Internally fertilized eggs develop in the polyp for a period ranging from days to weeks. Subsequent development produces a tiny larva, known as a planula. Externally fertilized eggs develop during synchronized spawning. Polyps release eggs and sperm into the water en masse, simultaneously. Eggs disperse over a large area. The timing of spawning depends on time of year, water temperature, and tidal and lunar cycles. Spawning is most successful when there is little variation between high and low tide. The less water movement, the better the chance for fertilization. Ideal timing occurs in the spring. Release of eggs or planula usually occurs at night, and is sometimes in phase with the lunar cycle (three to six days after a full moon). The period from release to settlement lasts only a few days, but some planulae can survive afloat for several weeks. They are vulnerable to predation and environmental conditions. The lucky few planulae which successfully attach to substrate next confront competition for food and space.[
Coral reefs are dying around the world. In particular, coral mining, agricultural and urban runoff, pollution (organic and inorganic), overfishing, blast fishing, disease, and the digging of canals and access into islands and bays are localized threats to coral ecosystems. Broader threats are sea temperature rise, sea level rise and pH changes from ocean acidification, all associated with greenhouse gas emissions.
In El Nino-year 2010, preliminary reports show global coral bleaching reached its worst level since another El Nino year, 1998, when 16% of the world's reefs died as a result of increased water temperature. In Indonesia's Aceh province, surveys showed some 80% of bleached corals died. Scientists don’t yet understand the long-term impacts of coral bleaching, but they do know that bleaching leaves corals vulnerable to disease, stunts their growth, and affects their reproduction, while severe bleaching kills them. In July, Malaysia closed several dive sites where virtually all the corals were damaged by bleaching.

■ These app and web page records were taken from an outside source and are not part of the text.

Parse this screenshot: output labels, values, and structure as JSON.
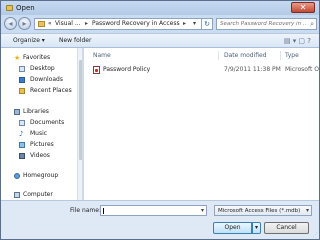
{
  "window": {
    "title": "Open",
    "close_glyph": "✕"
  },
  "address": {
    "crumbs": [
      "Visual ...",
      "Password Recovery in Access"
    ],
    "overflow": "«",
    "separator": "▸"
  },
  "search": {
    "placeholder": "Search Password Recovery in ..."
  },
  "toolbar": {
    "organize_label": "Organize ▾",
    "new_folder_label": "New folder"
  },
  "nav": {
    "favorites": "Favorites",
    "fav_items": [
      "Desktop",
      "Downloads",
      "Recent Places"
    ],
    "libraries": "Libraries",
    "lib_items": [
      "Documents",
      "Music",
      "Pictures",
      "Videos"
    ],
    "homegroup": "Homegroup",
    "computer": "Computer"
  },
  "files": {
    "columns": [
      "Name",
      "Date modified",
      "Type"
    ],
    "rows": [
      {
        "name": "Password Policy",
        "date": "7/9/2011 11:38 PM",
        "type": "Microsoft Of"
      }
    ]
  },
  "footer": {
    "file_name_label": "File name:",
    "file_name_value": "",
    "filter_value": "Microsoft Access Files (*.mdb)",
    "open_label": "Open",
    "cancel_label": "Cancel"
  },
  "colors": {
    "accent": "#3c7fb1",
    "frame": "#c9dcf1"
  }
}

To find answers for these problems, researchers study the various factors that impact reefs. The list includes the ocean's role as a carbon dioxide sink, atmospheric changes, ultraviolet light, ocean acidification, viruses, impacts of dust storms carrying agents to far flung reefs, pollutants, algal blooms and others. Reefs are threatened well beyond coastal areas.
General estimates show approximately 10% of the world's coral reefs are dead. About 60% of the world's reefs are at risk due to destructive, human-related activities. The threat to the health of reefs is particularly strong in Southeast Asia, where 80% of reefs are endangered. By the 2030s, 90% of reefs are expected to be at risk from both human activities and climate change; by 2050, all coral reefs will be in danger.

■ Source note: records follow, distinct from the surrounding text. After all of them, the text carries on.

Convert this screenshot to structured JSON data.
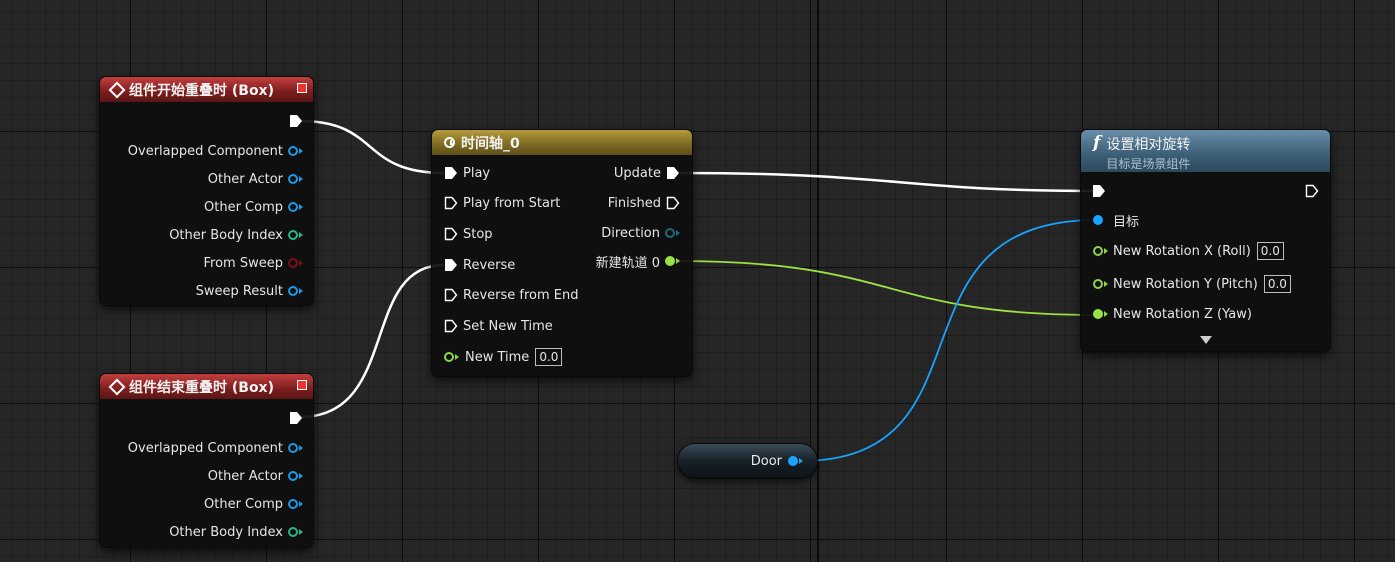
{
  "colors": {
    "exec_wire": "#ffffff",
    "object_pin": "#1a9be8",
    "float_pin": "#9be045",
    "int_pin": "#27b58b",
    "bool_pin": "#7a1111",
    "event_header": "#7c1d1d",
    "timeline_header": "#7b6822",
    "function_header": "#3b5e76"
  },
  "nodes": {
    "begin_overlap": {
      "title": "组件开始重叠时 (Box)",
      "pins": [
        {
          "label": "Overlapped Component",
          "type": "object"
        },
        {
          "label": "Other Actor",
          "type": "object"
        },
        {
          "label": "Other Comp",
          "type": "object"
        },
        {
          "label": "Other Body Index",
          "type": "int"
        },
        {
          "label": "From Sweep",
          "type": "bool"
        },
        {
          "label": "Sweep Result",
          "type": "object"
        }
      ]
    },
    "end_overlap": {
      "title": "组件结束重叠时 (Box)",
      "pins": [
        {
          "label": "Overlapped Component",
          "type": "object"
        },
        {
          "label": "Other Actor",
          "type": "object"
        },
        {
          "label": "Other Comp",
          "type": "object"
        },
        {
          "label": "Other Body Index",
          "type": "int"
        }
      ]
    },
    "timeline": {
      "title": "时间轴_0",
      "inputs": [
        "Play",
        "Play from Start",
        "Stop",
        "Reverse",
        "Reverse from End",
        "Set New Time"
      ],
      "new_time_label": "New Time",
      "new_time_value": "0.0",
      "outputs": [
        "Update",
        "Finished",
        "Direction",
        "新建轨道 0"
      ]
    },
    "set_rotation": {
      "title": "设置相对旋转",
      "subtitle": "目标是场景组件",
      "target_label": "目标",
      "rot_x_label": "New Rotation X (Roll)",
      "rot_x_value": "0.0",
      "rot_y_label": "New Rotation Y (Pitch)",
      "rot_y_value": "0.0",
      "rot_z_label": "New Rotation Z (Yaw)"
    },
    "door_var": {
      "label": "Door"
    }
  }
}
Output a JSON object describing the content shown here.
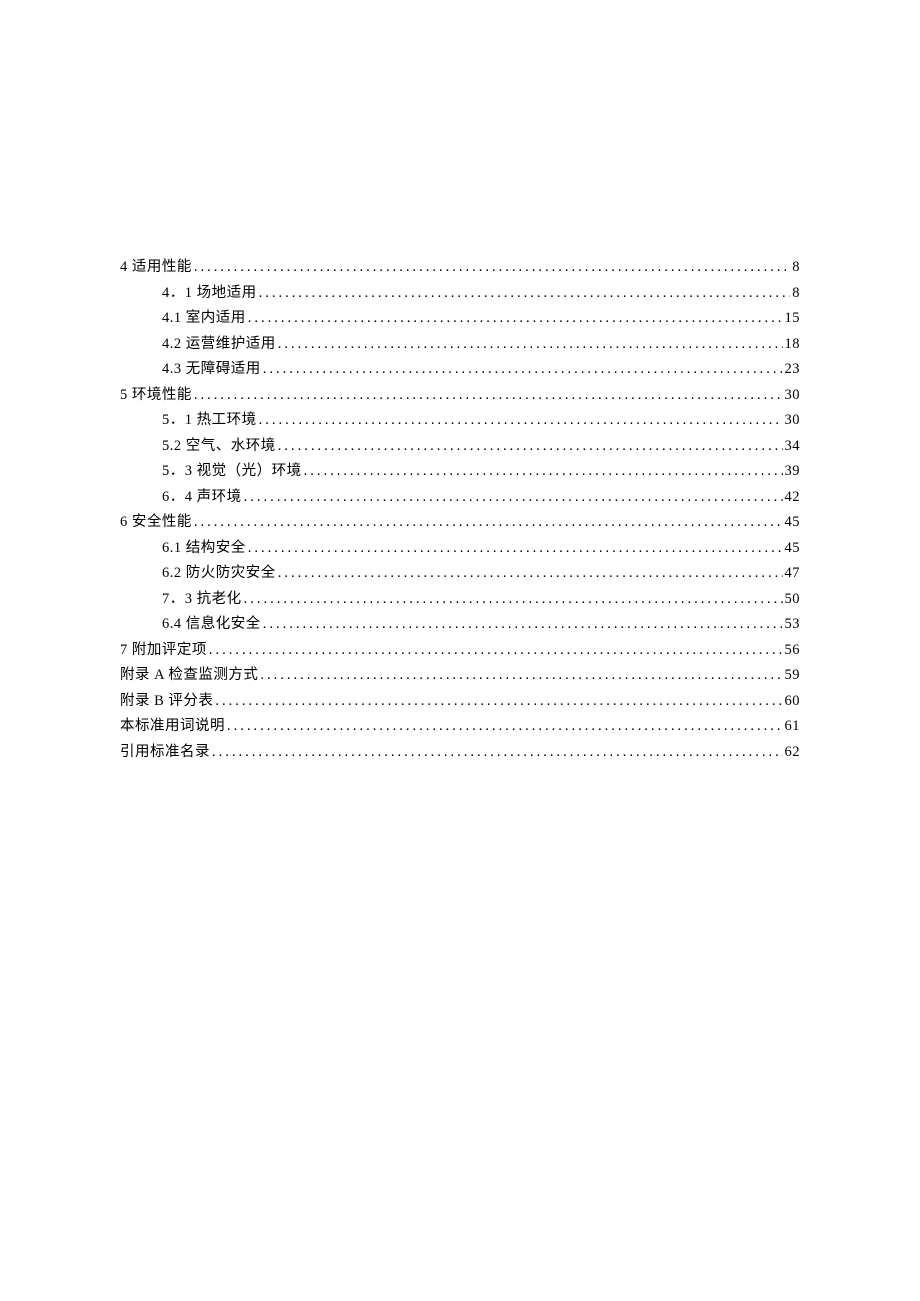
{
  "toc": [
    {
      "level": 0,
      "label": "4 适用性能",
      "page": "8"
    },
    {
      "level": 1,
      "label": "4．1 场地适用",
      "page": "8"
    },
    {
      "level": 1,
      "label": "4.1  室内适用",
      "page": "15"
    },
    {
      "level": 1,
      "label": "4.2  运营维护适用",
      "page": "18"
    },
    {
      "level": 1,
      "label": "4.3  无障碍适用",
      "page": "23"
    },
    {
      "level": 0,
      "label": "5 环境性能 ",
      "page": "30"
    },
    {
      "level": 1,
      "label": "5．1 热工环境",
      "page": "30"
    },
    {
      "level": 1,
      "label": "5.2  空气、水环境",
      "page": "34"
    },
    {
      "level": 1,
      "label": "5．3 视觉（光）环境 ",
      "page": "39"
    },
    {
      "level": 1,
      "label": "6．4 声环境",
      "page": "42"
    },
    {
      "level": 0,
      "label": "6 安全性能 ",
      "page": "45"
    },
    {
      "level": 1,
      "label": "6.1  结构安全",
      "page": "45"
    },
    {
      "level": 1,
      "label": "6.2  防火防灾安全",
      "page": "47"
    },
    {
      "level": 1,
      "label": "7．3 抗老化 ",
      "page": "50"
    },
    {
      "level": 1,
      "label": "6.4 信息化安全 ",
      "page": "53"
    },
    {
      "level": 0,
      "label": "7 附加评定项 ",
      "page": "56"
    },
    {
      "level": 0,
      "label": "附录 A 检查监测方式",
      "page": "59"
    },
    {
      "level": 0,
      "label": "附录 B 评分表",
      "page": "60"
    },
    {
      "level": 0,
      "label": "本标准用词说明 ",
      "page": "61"
    },
    {
      "level": 0,
      "label": "引用标准名录 ",
      "page": "62"
    }
  ]
}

Current research is showing that ecotourism in the Great Barrier Reef is contributing to coral disease.
Thanx Nyack Did the petition 3/20/12 and noted all the interesting info. ) ) )

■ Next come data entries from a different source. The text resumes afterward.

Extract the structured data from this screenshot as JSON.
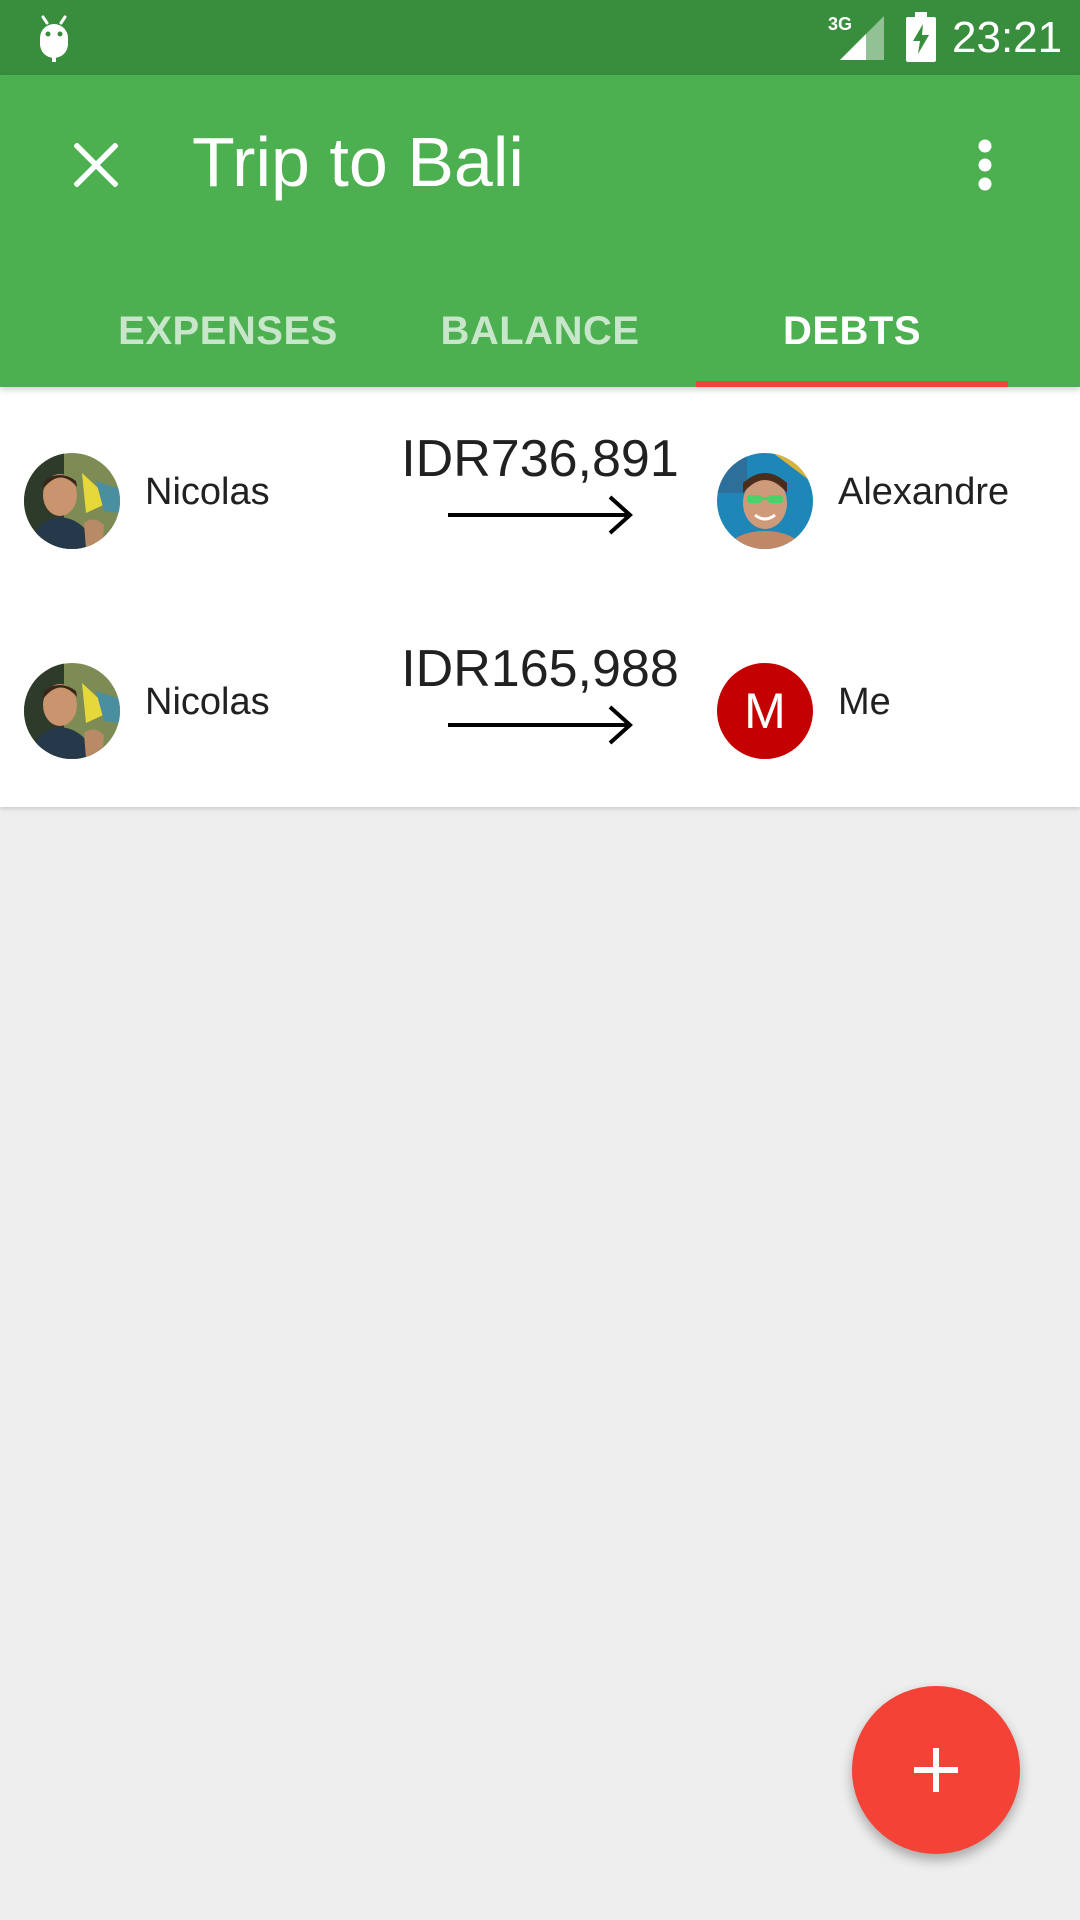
{
  "status_bar": {
    "time": "23:21",
    "network_type": "3G",
    "icons": [
      "android-debug-icon",
      "signal-icon",
      "battery-charging-icon"
    ]
  },
  "toolbar": {
    "title": "Trip to Bali",
    "close_icon": "close-icon",
    "more_icon": "more-vert-icon"
  },
  "tabs": [
    {
      "label": "EXPENSES",
      "active": false
    },
    {
      "label": "BALANCE",
      "active": false
    },
    {
      "label": "DEBTS",
      "active": true
    }
  ],
  "debts": [
    {
      "from": "Nicolas",
      "amount": "IDR736,891",
      "to": "Alexandre"
    },
    {
      "from": "Nicolas",
      "amount": "IDR165,988",
      "to": "Me",
      "to_initial": "M"
    }
  ],
  "fab": {
    "icon": "add-icon"
  },
  "colors": {
    "status_bar": "#388e3c",
    "primary": "#4caf50",
    "accent": "#f44336",
    "avatar_me": "#c40000",
    "background": "#eeeeee"
  }
}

Thank you, too Nyack. Signed petition...looking forward to next game. I have always been a sucker for the Indo Pacific Coral Reef Fish, hotel run off, sun screen product, boat anchors and pollution plus careless bumping of coral causes a world of trouble for the reef systems, as well as all the other threats
Already signed the petition, but that you Nyack for all of the important petition!
Already signed the petition back in Dec/11. But thanks for posting Nyack hope you get a lot more signatures.
New game please oh Wise Nyack!!! xoxoxo
Thanx soooo much Mm this game is so much fun xo
COngrats Barbara! Signed - Did know that reefs are living things - so makes sense they are animals.